He buried all four of his 3-point attempts and dished three assists in San Antonio's Western Conference Finals-sealing Game 6 defeat of Dallas. Kerr was a worthy supporting star that night to Jackson. Game 6 was a standout moment in his strong playoff run, as Jackson had a team high 24 points and did just about everything else well.

His complementing of Duncan was reminiscent of the role another former Wildcat, Sean Elliott, fulfilled alongside Robinson. Add that night of Kerr sinking the long ball, and it was a bit like UA's 1988 Final Four season.

Jackson turned 34 last month, twilight time in NBA years. He's back in San Antonio, a city famous for the Alamo though the Spurs suggest it also hosts the Fountain of Youth. Jackson is again key to the Spurs' championship aspirations, coincidentally traded for the player who would have been his small forward understudy at UA, Richard Jefferson.

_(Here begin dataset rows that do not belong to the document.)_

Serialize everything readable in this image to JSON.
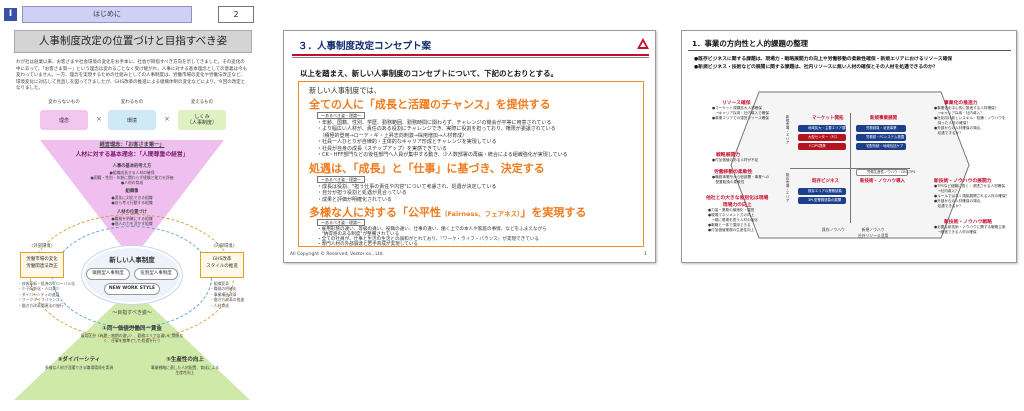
{
  "slide1": {
    "section_label": "I",
    "tab_label": "はじめに",
    "page_number": "2",
    "title": "人事制度改定の位置づけと目指すべき姿",
    "intro": "わが社は創業以来、お客さまや社会環境の変化をお手本に、社会が目指すべき方向を示してきました。その変化の中にあって、「お客さま第一」という理念は変わることなく受け継がれ、人事に対する基本理念としての意義は今も変わっていません。一方、理念を実現するための仕組みとしての人事制度は、労働市場の変化や労働法改正など、環境変化に対応して見直しを図ってきましたが、GHS改革の推進による組織体制の変化などにより、今回の改定となりました。",
    "row_labels": [
      "変わらないもの",
      "変わるもの",
      "変えるもの"
    ],
    "boxes": [
      "理念",
      "環境",
      "しくみ\n（人事制度）"
    ],
    "keiei_rinen": "経営理念：「お客さま第一」",
    "jinzai_rinen": "人材に対する基本理念：「人間尊重の経営」",
    "basic_thinking": "人事の基本的考え方",
    "basic_lines": "●組織成長する人材の確保\n●国籍・性別・年齢に関わらず経験と能力を評価\n●人材の育成",
    "soshikizo": "組織像",
    "soshikizo_lines": "●変化に対応できる組織\n●自ら考え行動する組織",
    "jinzaizo": "人材の位置づけ",
    "jinzaizo_lines": "●職務を明確にする組織\n●個人の力を活かす組織",
    "center_title": "新しい人事制度",
    "pill_left": "職務型人事制度",
    "pill_right": "役割型人事制度",
    "pill_bottom": "NEW WORK STYLE",
    "left_box": "労働市場の変化\n労働関連法改正",
    "left_caption": "〈外部環境〉",
    "right_box": "GHS改革\nスタイルの推進",
    "right_caption": "〈内部環境〉",
    "left_list": "・技術革新・経済のグローバル化\n・少子高齢化・人口減少\n・ダイバーシティの進展\n・ワークライフバランス\n・働き方改革関連法の施行",
    "right_list": "・組織変革\n・職務の明確化\n・事業構造改革\n・働き方改革の推進\n・人材育成",
    "goal_label": "〜目指すべき姿〜",
    "goal1": "①同一価値労働同一賃金",
    "goal1_note": "雇用区分（有期・無期の違い）、勤務エリアの違いに関係なく、仕事を基準とした処遇を行う",
    "goal2": "②ダイバーシティ",
    "goal2_note": "多様な人材が活躍できる職場環境を実現",
    "goal3": "③生産性の向上",
    "goal3_note": "事業戦略に適した人材配置、育成による生産性向上"
  },
  "slide2": {
    "title": "３．人事制度改定コンセプト案",
    "lead": "以上を踏まえ、新しい人事制度のコンセプトについて、下記のとおりとする。",
    "sub": "新しい人事制度では、",
    "head1": "全ての人に「成長と活躍のチャンス」を提供する",
    "tag1": "〜あるべき姿・理論〜",
    "lines1": "・年齢、国籍、性別、学歴、勤務範囲、勤務時間に関わらず、チャレンジの機会が平等に用意されている\n・より幅広い人材が、責任のある役割にチャレンジでき、実際に役割を担っており、権限が委譲されている\n　（積極的登用→ローテ・ギ・上昇志向刺激→採用増加→人材育成）\n・社員一人ひとりが自律的・主体的なキャリア形成とチャレンジを実現している\n・社員が自身の成長（ステップアップ）を実感できている\n・CK・HFF部門などの後任部門へ人員が集中する動き、少人数部署の再編・統合による組織強化が実現している",
    "head2": "処遇は、「成長」と「仕事」に基づき、決定する",
    "tag2": "〜あるべき姿・理論〜",
    "lines2": "・成長は役割、\"担う仕事の責任や内容\"について考慮され、処遇が決定している\n・自分が担う役割と処遇が見合っている\n・成果と評価が明確化されている",
    "head3_pre": "多様な人に対する「公平性",
    "head3_small": "（Fairness、フェアネス）",
    "head3_post": "」を実現する",
    "tag3": "〜あるべき姿・理論〜",
    "lines3": "・雇用形態の違い、等級の違い、役職の違い、仕事の違い、働く上での本人や家庭の事情、などをふまえながら\n　\"納得感のある制度\"が整備されている\n・全ての社員が、仕事と生活の生活との調和がとれており、『ワーク・ライフ・バランス』が実現できている\n・専門人材の外部調達と若手育成が実現している",
    "footer": "All Copyright © Reserved, Vector co., Ltd.",
    "page": "1"
  },
  "slide3": {
    "title": "1．事業の方向性と人的課題の整理",
    "bullet1": "●既存ビジネスに関する課題は、現場力・戦略展開力の向上や労働移動の柔軟性確保・新規エリアにおけるリソース確保",
    "bullet2": "●新規ビジネス・技術などの展開に関する課題は、社内リソースに無い人材の確保とその人材を処遇できるのか？",
    "left_top_head": "リソース確保",
    "left_top_notes": "●マーケット規模拡大人材確保\n　→キャリア採用・社内導入で確保\n●事業エリアでの運営リソース確保",
    "left_mid_head": "戦略展開力",
    "left_mid_notes": "●付加価値のある人材が不足",
    "left_mid2_head": "労働移動の柔軟性",
    "left_mid2_notes": "●職務事業所から他部署・事業への\n　配置転換の柔軟性",
    "left_bot_head": "他社との大きな差別化は現場\n現場力の向上",
    "left_bot_notes": "●力量・業務の最適化・運営\n●現場マネジメント力の向上\n　→現に現場を担う人材の強化\n●戦略と一体で運用できる\n●付加価値業務の生産性向上",
    "right_top_head": "事業化の推進力",
    "right_top_notes": "●事業化を中心的に推進する人材確保？\n　→キャリア採用・社内導入？\n●社化向け新しいスキル・知識・ノウハウを\n　持った人材の確保？\n●外部からの人材確保の場合、\n　処遇できるか？",
    "right_mid_head": "新技術・ノウハウの展開力",
    "right_mid_notes": "●TPSなど経験に長く・浸透させる人材確保\n　→社内導入？\n●ルールではなく頭脳展開される人材の確保？\n●外部からの人材確保の場合、\n　処遇できるか？",
    "right_bot_head": "新技術・ノウハウ戦略",
    "right_bot_notes": "●必要な新技術・ノウハウに関する戦略立案\n　→推進できる人材の確保",
    "q_tl": "マーケット開拓",
    "q_tr": "新規事業展開",
    "q_bl": "既存ビジネス",
    "q_br": "新技術・ノウハウ導入",
    "chips_tl": [
      "地域拡大・主要エリア展開",
      "大型センター（FC）",
      "ドロPS提携"
    ],
    "chips_tr": [
      "労務請負・派遣事業",
      "労務請・FCシステム発掘",
      "宅配系統・地域包括ケア"
    ],
    "chips_bl": [
      "既存エリアの業務請負",
      "3PL型業務請負の展開"
    ],
    "chips_br": [
      "労働生産性ノウハウ・CB＆TPS"
    ],
    "axis_left_top": "新規市場・エリア",
    "axis_left_bot": "既存市場・エリア",
    "axis_bottom_left": "既存ノウハウ",
    "axis_bottom_right": "新規ノウハウ\n社外リソース活用"
  }
}
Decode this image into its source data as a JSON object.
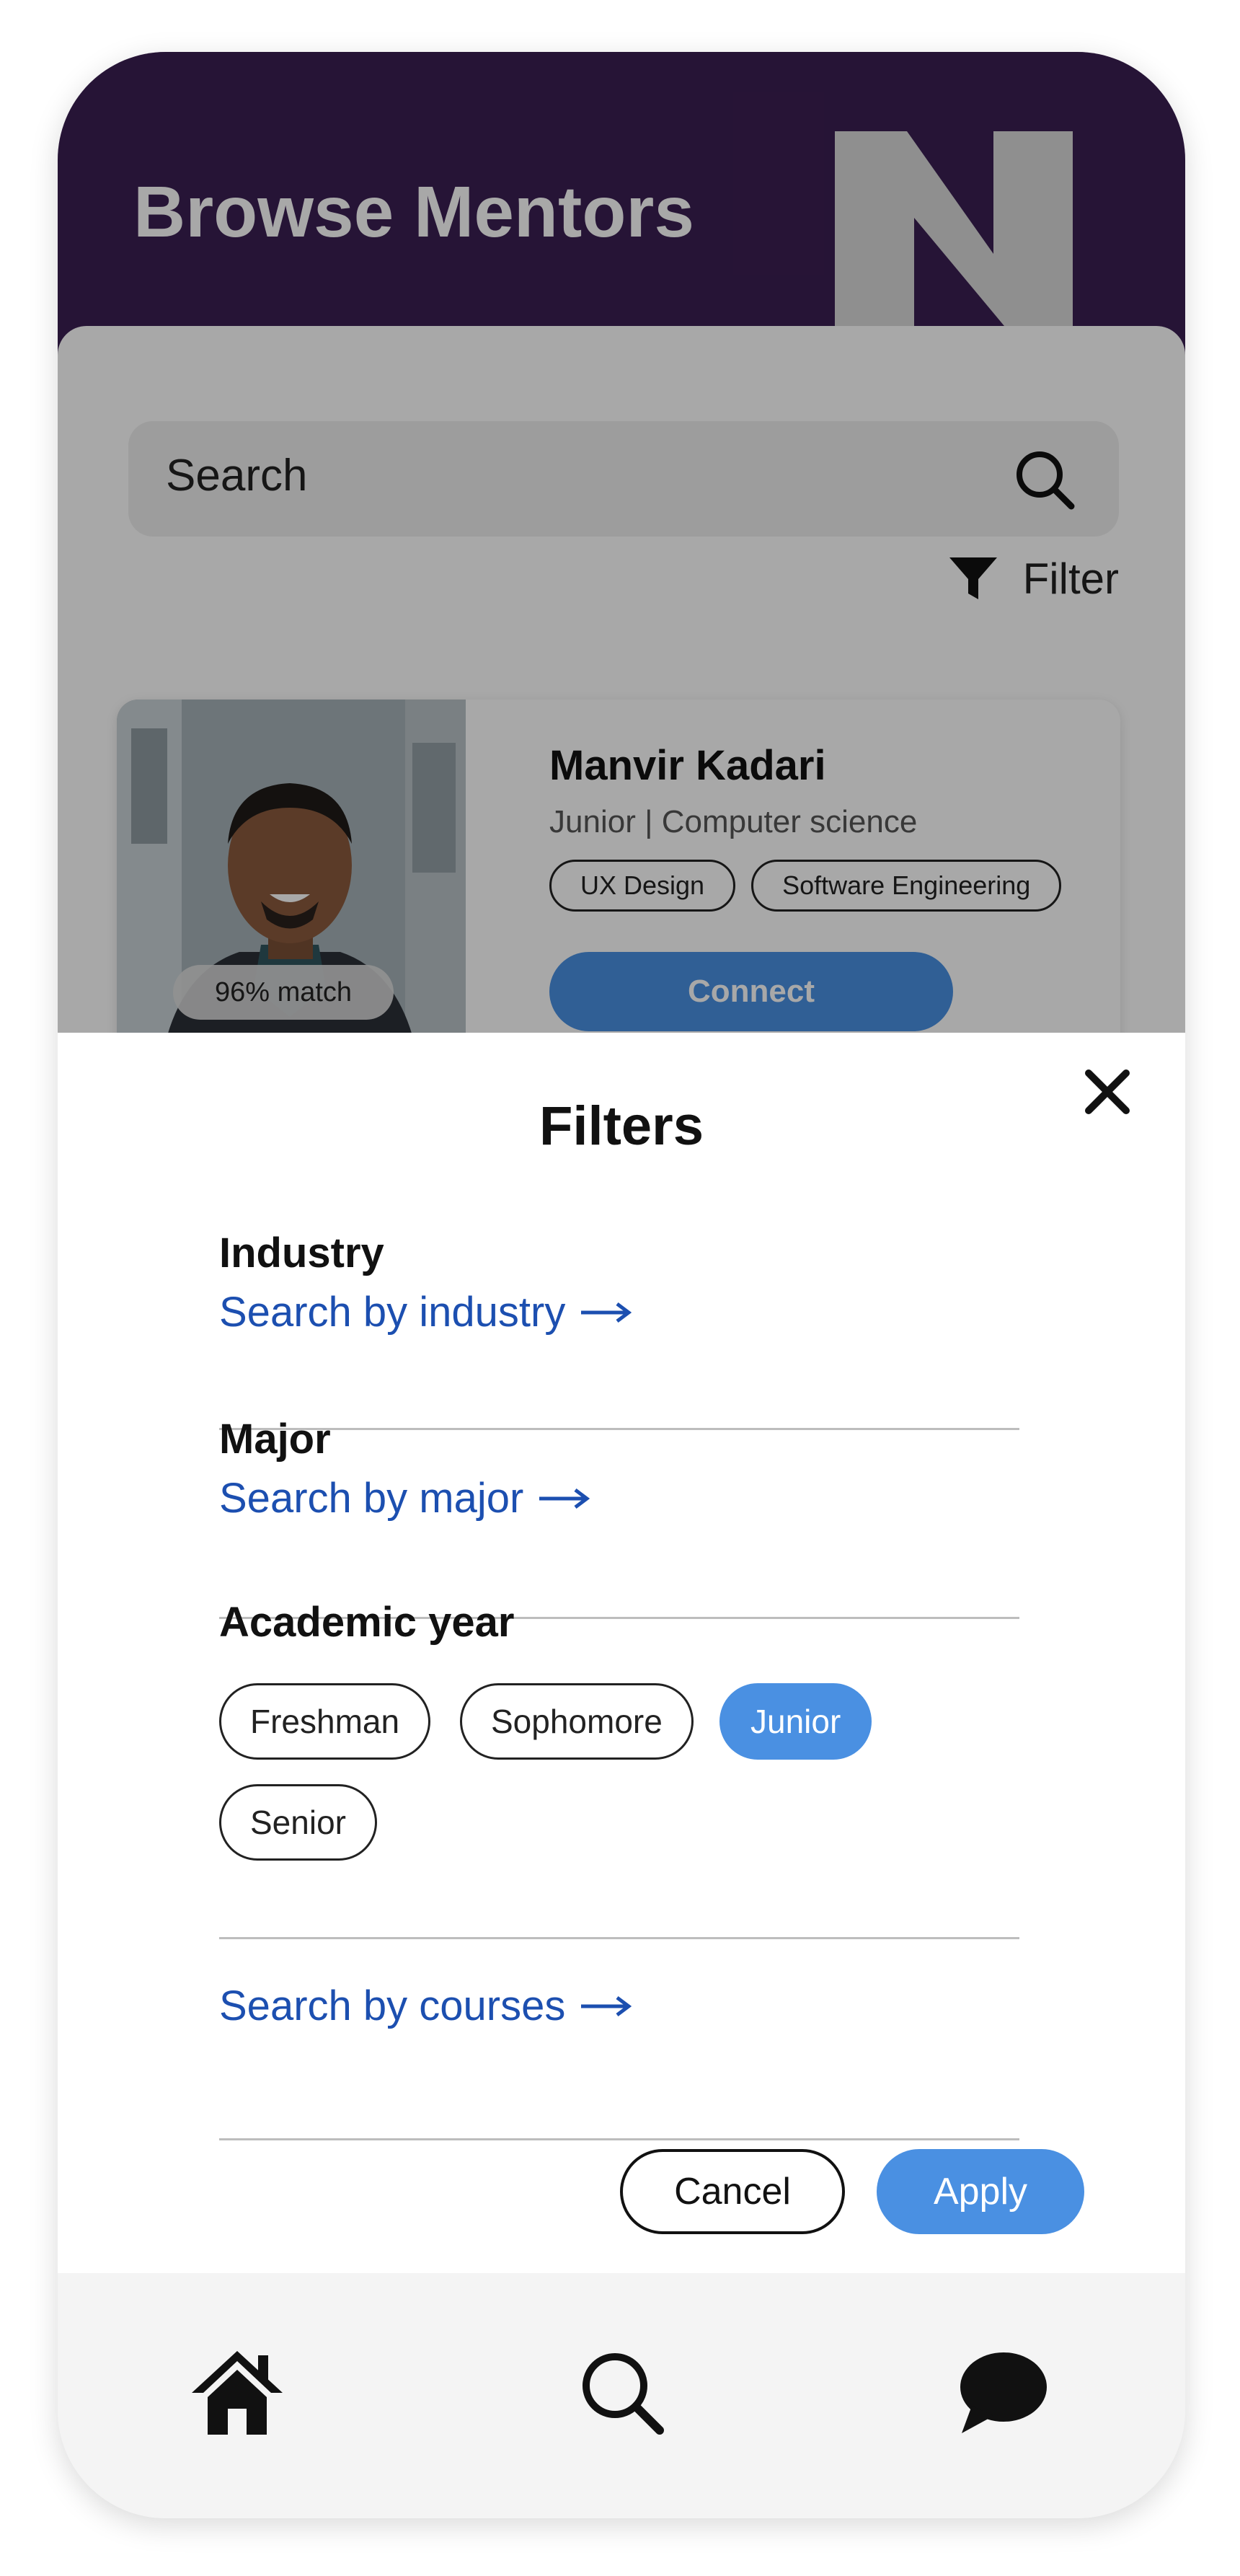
{
  "header": {
    "title": "Browse Mentors"
  },
  "search": {
    "placeholder": "Search"
  },
  "filter_button": {
    "label": "Filter"
  },
  "mentor_card": {
    "name": "Manvir Kadari",
    "meta": "Junior | Computer science",
    "match": "96% match",
    "tags": [
      "UX Design",
      "Software Engineering"
    ],
    "connect_label": "Connect"
  },
  "filters_sheet": {
    "title": "Filters",
    "industry": {
      "label": "Industry",
      "link": "Search by industry"
    },
    "major": {
      "label": "Major",
      "link": "Search by major"
    },
    "academic_year": {
      "label": "Academic year",
      "options": [
        "Freshman",
        "Sophomore",
        "Junior",
        "Senior"
      ],
      "selected": "Junior"
    },
    "courses": {
      "link": "Search by courses"
    },
    "cancel_label": "Cancel",
    "apply_label": "Apply"
  },
  "bottom_nav": {
    "items": [
      "home-icon",
      "search-icon",
      "chat-icon"
    ]
  },
  "colors": {
    "header_bg": "#3b1f52",
    "accent": "#4a90e2",
    "link": "#1c4fb0"
  }
}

It's quite a road Jackson has traveled to this point. He didn't even play his first NBA game until 2000, bouncing around the CBA and overseas before getting his opportunity. One cannot accurately say how differently his pro career might have gone had he been able to play alongside Bibby, Miles Simon, A.J. Bramlett and Michael Dickerson.

Maybe he wouldn't be working toward his second O'Brien Trophy. Then again, maybe UA would have a second national championship trophy in its case.